WHAT NEEDS TO BE DONE
Among the entries below, find every line that contains the string "icon", then copy it.

TASK DATA

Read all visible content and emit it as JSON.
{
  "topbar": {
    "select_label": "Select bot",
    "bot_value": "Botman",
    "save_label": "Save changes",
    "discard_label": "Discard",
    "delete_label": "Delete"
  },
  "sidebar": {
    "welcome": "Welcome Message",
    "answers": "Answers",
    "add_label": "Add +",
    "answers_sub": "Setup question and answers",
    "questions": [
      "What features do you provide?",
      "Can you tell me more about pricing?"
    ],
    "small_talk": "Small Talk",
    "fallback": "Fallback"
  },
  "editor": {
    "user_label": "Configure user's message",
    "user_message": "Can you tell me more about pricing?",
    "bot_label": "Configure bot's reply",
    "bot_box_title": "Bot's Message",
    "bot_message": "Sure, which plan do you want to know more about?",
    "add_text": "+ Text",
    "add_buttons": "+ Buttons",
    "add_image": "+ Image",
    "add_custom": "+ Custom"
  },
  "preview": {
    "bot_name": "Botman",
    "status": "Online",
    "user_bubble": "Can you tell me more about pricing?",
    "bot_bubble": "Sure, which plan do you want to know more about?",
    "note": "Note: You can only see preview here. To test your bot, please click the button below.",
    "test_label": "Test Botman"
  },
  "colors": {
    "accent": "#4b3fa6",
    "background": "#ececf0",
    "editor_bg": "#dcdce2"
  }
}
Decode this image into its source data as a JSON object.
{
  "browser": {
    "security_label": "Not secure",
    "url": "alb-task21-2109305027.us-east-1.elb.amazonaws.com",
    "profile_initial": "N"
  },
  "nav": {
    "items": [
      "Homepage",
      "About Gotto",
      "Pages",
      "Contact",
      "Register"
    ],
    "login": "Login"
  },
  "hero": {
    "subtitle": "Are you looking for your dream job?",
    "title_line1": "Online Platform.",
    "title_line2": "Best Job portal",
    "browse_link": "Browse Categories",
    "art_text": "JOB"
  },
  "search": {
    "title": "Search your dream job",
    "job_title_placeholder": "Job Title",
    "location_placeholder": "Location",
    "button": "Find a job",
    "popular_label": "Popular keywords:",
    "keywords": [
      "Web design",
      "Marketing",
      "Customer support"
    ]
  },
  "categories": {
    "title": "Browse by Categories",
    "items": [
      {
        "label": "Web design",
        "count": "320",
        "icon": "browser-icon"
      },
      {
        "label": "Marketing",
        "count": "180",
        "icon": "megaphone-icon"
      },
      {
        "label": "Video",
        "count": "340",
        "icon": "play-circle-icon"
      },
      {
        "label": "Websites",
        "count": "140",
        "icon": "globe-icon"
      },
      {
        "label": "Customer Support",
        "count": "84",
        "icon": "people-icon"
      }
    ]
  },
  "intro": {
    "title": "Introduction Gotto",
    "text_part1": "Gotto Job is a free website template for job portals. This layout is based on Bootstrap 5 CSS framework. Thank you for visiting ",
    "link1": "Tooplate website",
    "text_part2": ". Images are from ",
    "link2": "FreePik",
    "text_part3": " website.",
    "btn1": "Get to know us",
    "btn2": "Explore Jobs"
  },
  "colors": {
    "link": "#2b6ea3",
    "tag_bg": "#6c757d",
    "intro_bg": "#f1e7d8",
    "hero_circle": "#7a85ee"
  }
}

EXERCISE RESULT
        "icon": "browser-icon"
        "icon": "megaphone-icon"
        "icon": "play-circle-icon"
        "icon": "globe-icon"
        "icon": "people-icon"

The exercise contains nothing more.